On the hunt for tree climbing lions in the Ishasha sector of Uganda’s Queen Elizabeth National Park, we stayed at Enjojo Lodge for one night. The birth of a baby elephant on the land during the construction of the lodge led to the name ‘Enjojo Lodge’, which means ‘elephant’ in the local Rukiga language.
There are seven luxury cottages and ours (B7) was the furthest away apart from tents, but the path was well paved and flat.
Our cottage had a high thick thatched roof. The room was large with double bed and mosquito net but only two small pillows which were inadequate for the size of the bed. It was simply furnished with bedside tables, racks to open two suitcases, table and chair and two armchairs – there was no fridge, TV, hairdryer or safe. As power is solar generated, there was only mobile phone charging in the room (2 USB points), but batteries etc, could be charged in the restaurant.
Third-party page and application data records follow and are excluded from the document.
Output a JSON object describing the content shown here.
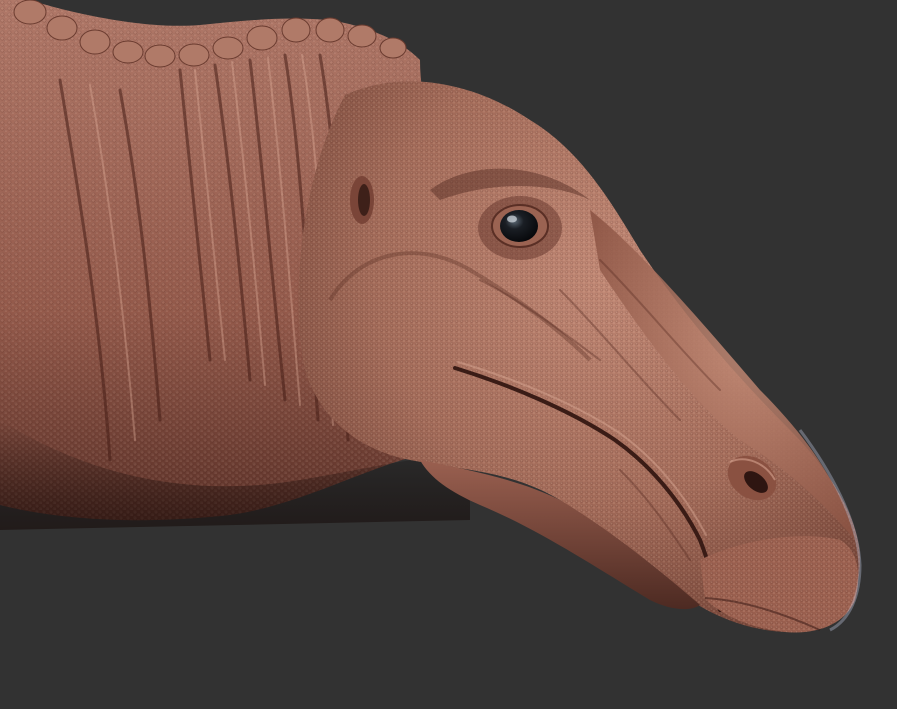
{
  "scene": {
    "subject": "hadrosaur-head-sculpt",
    "colors": {
      "background": "#323232",
      "skin_base": "#a9705e",
      "skin_light": "#c9917c",
      "skin_shadow": "#6e3f33",
      "skin_deep": "#4a2820",
      "eye": "#0d0f12",
      "eye_highlight": "#cfd6dc"
    }
  }
}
The bathroom had a large open wardrobe area made from bamboo and a great bamboo towel rail. Neither of the two stone hand basins had hot water, but lighting was good. There was also an excellent outdoor shower, and we were advised to run the water for three minutes because of the distance it had to travel. However, when it arrived, it was hot and powerful.
We enjoyed sitting out on our semi-circular covered wooden deck which possibly because of the high thatched roof, was shaded, and cool.
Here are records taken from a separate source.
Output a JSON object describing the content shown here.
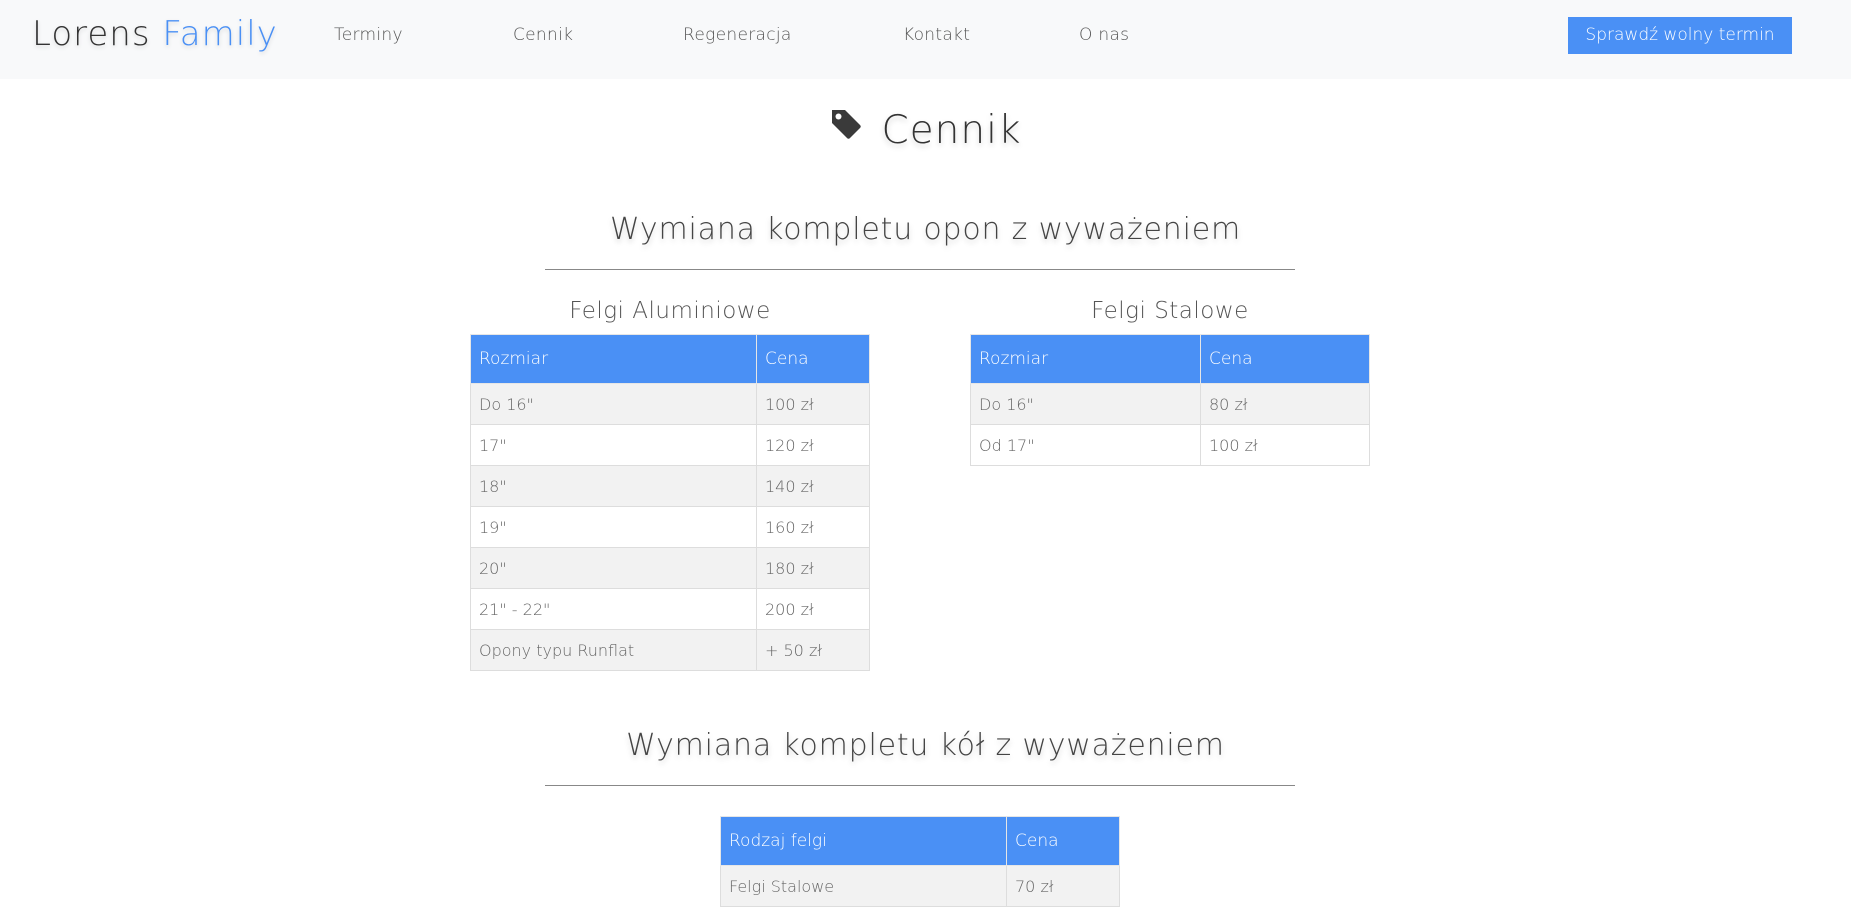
{
  "nav": {
    "brand_part1": "Lorens ",
    "brand_part2": "Family",
    "links": [
      "Terminy",
      "Cennik",
      "Regeneracja",
      "Kontakt",
      "O nas"
    ],
    "cta": "Sprawdź wolny termin"
  },
  "page": {
    "title": "Cennik",
    "icon": "tag-icon"
  },
  "section1": {
    "title": "Wymiana kompletu opon z wyważeniem",
    "aluminium": {
      "title": "Felgi Aluminiowe",
      "headers": [
        "Rozmiar",
        "Cena"
      ],
      "rows": [
        [
          "Do 16\"",
          "100 zł"
        ],
        [
          "17\"",
          "120 zł"
        ],
        [
          "18\"",
          "140 zł"
        ],
        [
          "19\"",
          "160 zł"
        ],
        [
          "20\"",
          "180 zł"
        ],
        [
          "21\" - 22\"",
          "200 zł"
        ],
        [
          "Opony typu Runflat",
          "+ 50 zł"
        ]
      ]
    },
    "steel": {
      "title": "Felgi Stalowe",
      "headers": [
        "Rozmiar",
        "Cena"
      ],
      "rows": [
        [
          "Do 16\"",
          "80 zł"
        ],
        [
          "Od 17\"",
          "100 zł"
        ]
      ]
    }
  },
  "section2": {
    "title": "Wymiana kompletu kół z wyważeniem",
    "headers": [
      "Rodzaj felgi",
      "Cena"
    ],
    "rows": [
      [
        "Felgi Stalowe",
        "70 zł"
      ]
    ]
  },
  "colors": {
    "accent": "#4a90f5",
    "navbar_bg": "#f8f9fa",
    "row_alt": "#f2f2f2"
  }
}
Whilst we could wander freely during the day, because of elephants, we had to be accompanied in the dark by an armed ranger.
Our package included all meals and lunch on arrival comprised of tomato soup and a roll, followed by vegetable curry with a small portion of rice as requested, finishing with fresh fruit salad of pineapple, mango, watermelon and passion fruit.
On checking in, we’d been told that the local school would sing for the muzungus at 7pm but this was cancelled at the last minute, perhaps because there were only two other guests.
In the evening, the fire pit was lit (with chairs all around it) and having ordered beers which came with popcorn, we sat overlooking the lake. Dinner was pumpkin soup, lentil dal, rice and a chapatti (the choice had been fish with potatoes) but we decided to skip pancakes and syrup. We finished with coffee, nicely served in a cafetiere and a nightcap of Amarula.
For breakfast we enjoyed passion fruit juice, a cafetiere of coffee with hot milk, fruit platter, and having declined eggs, we settled for toast, jam and peanut butter.
This was a simple but lovely place with friendly staff, and it was easy to see why our Bradt guide designated it an author’s favourite.